» Records from a data collection:

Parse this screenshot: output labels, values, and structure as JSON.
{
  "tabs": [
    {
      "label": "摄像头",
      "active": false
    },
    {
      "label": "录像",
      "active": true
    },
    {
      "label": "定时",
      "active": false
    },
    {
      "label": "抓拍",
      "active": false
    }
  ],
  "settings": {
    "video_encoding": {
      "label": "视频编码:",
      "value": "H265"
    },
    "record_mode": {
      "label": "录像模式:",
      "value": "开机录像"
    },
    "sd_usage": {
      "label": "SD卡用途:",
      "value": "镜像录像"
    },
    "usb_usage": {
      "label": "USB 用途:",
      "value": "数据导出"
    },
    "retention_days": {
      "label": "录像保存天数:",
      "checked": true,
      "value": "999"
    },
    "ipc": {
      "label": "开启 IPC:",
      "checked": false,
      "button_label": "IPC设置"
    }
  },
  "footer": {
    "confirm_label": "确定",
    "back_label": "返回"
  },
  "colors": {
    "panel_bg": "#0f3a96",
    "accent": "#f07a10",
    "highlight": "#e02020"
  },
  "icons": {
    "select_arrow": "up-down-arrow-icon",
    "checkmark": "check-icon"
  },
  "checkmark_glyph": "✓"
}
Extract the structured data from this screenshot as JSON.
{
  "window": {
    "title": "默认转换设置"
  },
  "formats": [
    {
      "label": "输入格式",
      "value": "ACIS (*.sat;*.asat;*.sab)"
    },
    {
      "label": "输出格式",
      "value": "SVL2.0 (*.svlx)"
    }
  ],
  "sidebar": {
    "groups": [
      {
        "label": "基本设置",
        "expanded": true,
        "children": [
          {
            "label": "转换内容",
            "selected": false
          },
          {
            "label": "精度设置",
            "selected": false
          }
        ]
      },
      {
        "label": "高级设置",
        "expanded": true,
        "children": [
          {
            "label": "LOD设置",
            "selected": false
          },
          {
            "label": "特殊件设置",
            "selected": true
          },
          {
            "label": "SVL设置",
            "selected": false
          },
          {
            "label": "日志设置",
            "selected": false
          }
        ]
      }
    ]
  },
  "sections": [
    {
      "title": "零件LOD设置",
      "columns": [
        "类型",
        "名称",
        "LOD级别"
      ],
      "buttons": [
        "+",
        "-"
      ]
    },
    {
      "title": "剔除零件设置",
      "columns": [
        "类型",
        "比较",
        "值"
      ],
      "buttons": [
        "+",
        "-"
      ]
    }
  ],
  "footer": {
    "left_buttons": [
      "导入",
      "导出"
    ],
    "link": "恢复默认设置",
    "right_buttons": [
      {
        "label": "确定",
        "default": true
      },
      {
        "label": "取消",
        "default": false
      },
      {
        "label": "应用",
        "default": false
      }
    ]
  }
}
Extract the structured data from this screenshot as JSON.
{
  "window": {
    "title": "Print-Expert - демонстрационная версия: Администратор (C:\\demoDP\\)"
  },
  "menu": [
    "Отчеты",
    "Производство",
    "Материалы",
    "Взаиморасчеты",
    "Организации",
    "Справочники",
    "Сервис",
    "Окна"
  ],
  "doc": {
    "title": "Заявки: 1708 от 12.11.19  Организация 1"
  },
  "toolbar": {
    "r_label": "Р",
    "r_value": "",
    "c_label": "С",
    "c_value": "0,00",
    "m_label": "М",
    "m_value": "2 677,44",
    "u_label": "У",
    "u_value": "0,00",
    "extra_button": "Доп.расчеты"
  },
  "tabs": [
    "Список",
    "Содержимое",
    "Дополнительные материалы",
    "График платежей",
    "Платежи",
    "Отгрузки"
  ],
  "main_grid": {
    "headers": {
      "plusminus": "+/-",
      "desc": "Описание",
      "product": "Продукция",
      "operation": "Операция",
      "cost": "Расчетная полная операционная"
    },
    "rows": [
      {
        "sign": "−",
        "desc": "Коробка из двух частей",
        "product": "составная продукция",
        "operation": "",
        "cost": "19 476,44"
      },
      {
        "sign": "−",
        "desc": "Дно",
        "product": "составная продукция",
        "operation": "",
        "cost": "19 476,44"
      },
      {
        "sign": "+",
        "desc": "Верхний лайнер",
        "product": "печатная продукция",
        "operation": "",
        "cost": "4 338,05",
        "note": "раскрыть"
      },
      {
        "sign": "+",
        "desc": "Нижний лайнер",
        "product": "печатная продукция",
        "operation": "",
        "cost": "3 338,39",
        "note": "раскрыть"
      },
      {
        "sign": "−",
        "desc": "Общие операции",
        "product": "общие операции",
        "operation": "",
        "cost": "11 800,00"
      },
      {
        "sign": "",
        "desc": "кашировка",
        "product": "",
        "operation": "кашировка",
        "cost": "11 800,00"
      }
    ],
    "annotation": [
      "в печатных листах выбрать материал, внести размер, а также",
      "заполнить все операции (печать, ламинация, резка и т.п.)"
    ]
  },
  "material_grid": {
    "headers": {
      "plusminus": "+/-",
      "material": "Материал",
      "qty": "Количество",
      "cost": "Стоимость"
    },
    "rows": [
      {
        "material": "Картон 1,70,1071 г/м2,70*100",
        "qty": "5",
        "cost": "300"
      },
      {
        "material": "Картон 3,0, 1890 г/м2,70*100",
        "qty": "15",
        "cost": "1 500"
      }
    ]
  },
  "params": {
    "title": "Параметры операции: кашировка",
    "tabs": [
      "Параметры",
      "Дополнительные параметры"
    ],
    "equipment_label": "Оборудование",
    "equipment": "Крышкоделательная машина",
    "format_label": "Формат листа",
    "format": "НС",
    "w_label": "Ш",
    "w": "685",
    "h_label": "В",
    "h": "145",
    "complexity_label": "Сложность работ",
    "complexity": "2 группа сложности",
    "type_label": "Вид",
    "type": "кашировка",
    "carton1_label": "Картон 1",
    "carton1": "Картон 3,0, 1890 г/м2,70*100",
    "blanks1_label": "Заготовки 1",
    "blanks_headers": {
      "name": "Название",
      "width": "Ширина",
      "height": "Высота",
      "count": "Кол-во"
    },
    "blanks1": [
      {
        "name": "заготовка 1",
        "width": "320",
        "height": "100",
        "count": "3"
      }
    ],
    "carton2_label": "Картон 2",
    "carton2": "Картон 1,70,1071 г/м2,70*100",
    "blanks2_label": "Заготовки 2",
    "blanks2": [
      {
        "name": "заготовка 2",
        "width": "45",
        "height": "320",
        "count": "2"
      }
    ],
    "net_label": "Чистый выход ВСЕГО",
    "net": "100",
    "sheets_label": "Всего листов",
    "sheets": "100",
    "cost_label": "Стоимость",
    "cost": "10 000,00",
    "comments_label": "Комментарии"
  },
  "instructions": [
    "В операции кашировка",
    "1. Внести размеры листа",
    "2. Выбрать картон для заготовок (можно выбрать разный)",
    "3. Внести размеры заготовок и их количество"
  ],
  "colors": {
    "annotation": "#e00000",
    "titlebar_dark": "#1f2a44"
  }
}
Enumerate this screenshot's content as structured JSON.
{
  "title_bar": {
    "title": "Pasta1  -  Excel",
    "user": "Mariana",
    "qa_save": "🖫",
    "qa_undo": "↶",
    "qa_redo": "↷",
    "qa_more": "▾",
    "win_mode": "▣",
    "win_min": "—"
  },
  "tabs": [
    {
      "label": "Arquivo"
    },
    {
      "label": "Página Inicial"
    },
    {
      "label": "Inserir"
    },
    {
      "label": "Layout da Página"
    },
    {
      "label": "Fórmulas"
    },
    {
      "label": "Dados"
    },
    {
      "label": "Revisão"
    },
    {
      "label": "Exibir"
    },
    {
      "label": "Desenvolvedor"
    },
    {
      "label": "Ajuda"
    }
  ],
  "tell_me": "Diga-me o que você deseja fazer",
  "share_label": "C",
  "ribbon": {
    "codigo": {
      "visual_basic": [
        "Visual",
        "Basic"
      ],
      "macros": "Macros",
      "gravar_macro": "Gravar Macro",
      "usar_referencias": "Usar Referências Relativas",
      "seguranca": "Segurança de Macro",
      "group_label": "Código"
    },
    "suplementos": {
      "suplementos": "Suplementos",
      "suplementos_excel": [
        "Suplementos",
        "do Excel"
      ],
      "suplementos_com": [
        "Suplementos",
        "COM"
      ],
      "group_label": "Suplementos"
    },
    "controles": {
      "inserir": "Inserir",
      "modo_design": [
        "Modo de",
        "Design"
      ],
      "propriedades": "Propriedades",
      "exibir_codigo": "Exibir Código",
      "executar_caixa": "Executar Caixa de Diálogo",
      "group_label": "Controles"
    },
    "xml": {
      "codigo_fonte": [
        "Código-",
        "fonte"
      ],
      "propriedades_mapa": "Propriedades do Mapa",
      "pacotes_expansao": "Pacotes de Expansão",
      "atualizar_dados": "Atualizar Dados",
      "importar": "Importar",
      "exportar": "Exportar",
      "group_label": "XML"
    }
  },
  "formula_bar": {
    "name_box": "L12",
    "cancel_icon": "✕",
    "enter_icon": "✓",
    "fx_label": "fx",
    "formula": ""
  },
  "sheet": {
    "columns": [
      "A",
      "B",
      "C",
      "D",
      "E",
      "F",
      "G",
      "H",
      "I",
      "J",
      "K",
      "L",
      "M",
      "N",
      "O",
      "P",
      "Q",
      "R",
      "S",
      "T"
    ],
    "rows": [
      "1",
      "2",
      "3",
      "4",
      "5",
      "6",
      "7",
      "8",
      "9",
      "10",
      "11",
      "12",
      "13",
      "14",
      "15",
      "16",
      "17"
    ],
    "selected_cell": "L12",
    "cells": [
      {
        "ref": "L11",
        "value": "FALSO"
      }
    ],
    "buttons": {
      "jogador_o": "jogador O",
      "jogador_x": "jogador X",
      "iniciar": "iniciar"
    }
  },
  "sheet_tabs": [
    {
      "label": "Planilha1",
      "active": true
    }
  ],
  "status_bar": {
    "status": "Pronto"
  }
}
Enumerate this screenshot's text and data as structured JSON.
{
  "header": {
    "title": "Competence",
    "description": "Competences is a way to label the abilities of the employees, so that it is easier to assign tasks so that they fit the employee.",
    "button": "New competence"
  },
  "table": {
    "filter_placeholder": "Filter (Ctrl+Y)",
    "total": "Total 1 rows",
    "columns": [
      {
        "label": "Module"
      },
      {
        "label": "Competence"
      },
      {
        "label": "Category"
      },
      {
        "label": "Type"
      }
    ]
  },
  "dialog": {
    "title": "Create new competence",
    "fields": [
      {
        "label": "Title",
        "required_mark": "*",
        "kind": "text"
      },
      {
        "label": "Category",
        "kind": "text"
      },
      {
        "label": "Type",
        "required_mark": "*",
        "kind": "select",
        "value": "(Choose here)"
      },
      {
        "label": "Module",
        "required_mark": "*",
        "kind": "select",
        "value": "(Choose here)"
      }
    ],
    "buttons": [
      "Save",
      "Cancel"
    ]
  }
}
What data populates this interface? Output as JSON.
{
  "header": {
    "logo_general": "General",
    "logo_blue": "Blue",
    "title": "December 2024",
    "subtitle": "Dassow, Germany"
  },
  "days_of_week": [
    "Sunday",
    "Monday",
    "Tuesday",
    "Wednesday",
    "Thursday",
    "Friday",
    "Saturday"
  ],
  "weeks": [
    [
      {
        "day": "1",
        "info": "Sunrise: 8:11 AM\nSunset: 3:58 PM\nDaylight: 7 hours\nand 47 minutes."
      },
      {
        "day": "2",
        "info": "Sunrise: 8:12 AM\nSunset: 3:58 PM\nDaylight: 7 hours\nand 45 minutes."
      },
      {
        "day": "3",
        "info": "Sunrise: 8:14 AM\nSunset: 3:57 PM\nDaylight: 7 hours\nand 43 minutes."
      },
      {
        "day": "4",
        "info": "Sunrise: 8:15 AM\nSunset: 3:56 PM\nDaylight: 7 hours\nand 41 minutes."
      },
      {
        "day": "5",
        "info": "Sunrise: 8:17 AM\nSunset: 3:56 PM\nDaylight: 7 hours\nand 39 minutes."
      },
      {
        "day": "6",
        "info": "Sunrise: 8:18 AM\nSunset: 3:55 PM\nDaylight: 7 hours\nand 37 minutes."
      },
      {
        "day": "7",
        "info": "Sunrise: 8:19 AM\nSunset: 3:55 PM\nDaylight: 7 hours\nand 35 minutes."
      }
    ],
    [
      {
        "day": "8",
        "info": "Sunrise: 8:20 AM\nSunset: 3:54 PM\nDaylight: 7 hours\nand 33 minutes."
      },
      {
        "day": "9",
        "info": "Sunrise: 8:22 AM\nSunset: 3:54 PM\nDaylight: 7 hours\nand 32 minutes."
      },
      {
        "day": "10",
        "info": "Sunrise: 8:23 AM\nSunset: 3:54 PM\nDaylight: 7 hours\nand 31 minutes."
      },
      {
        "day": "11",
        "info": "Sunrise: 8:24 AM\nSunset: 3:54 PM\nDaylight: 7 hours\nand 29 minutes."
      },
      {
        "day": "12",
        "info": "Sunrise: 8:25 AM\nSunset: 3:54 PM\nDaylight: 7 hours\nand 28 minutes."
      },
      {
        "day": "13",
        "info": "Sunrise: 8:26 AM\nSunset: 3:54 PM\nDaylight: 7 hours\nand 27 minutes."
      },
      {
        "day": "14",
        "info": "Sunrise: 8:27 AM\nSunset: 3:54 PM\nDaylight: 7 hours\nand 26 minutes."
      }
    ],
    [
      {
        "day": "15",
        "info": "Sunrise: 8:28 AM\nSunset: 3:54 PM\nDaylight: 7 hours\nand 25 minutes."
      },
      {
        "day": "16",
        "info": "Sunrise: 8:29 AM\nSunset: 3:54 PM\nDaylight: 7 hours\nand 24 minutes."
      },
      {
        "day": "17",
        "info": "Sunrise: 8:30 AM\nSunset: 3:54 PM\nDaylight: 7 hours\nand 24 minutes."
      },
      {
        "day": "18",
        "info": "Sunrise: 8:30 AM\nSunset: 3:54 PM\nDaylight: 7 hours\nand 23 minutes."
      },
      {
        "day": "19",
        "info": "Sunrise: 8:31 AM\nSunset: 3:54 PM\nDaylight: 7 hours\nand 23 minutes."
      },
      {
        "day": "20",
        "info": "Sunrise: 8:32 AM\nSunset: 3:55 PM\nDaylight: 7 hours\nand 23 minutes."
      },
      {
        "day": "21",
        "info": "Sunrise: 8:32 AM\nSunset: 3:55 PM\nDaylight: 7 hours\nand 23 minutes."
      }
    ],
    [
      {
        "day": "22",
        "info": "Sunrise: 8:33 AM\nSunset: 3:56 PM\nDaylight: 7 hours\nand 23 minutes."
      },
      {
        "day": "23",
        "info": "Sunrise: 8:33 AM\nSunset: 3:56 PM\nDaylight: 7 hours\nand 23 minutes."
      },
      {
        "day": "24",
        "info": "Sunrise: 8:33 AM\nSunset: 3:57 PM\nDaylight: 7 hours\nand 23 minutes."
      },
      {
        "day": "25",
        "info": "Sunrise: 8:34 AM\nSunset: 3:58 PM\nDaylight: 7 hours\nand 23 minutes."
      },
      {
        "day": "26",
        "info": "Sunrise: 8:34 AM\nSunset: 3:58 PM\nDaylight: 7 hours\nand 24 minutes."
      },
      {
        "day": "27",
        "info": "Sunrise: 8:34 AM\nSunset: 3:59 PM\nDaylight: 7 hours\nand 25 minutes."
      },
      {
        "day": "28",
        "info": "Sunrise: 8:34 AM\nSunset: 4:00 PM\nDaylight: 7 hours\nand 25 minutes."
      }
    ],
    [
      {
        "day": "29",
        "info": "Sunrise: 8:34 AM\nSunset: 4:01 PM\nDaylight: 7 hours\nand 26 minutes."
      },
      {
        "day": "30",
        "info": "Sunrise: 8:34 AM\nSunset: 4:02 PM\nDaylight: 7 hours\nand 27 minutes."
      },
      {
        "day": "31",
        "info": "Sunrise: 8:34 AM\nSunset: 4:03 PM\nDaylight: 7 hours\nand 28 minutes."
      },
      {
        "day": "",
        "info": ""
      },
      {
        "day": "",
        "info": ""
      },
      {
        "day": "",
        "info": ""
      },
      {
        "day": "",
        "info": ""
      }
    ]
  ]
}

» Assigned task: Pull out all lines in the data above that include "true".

» Solution for this problem:
      "active": true
      "checked": true,
        "expanded": true,
        "expanded": true,
            "selected": true
        "default": true
      "active": true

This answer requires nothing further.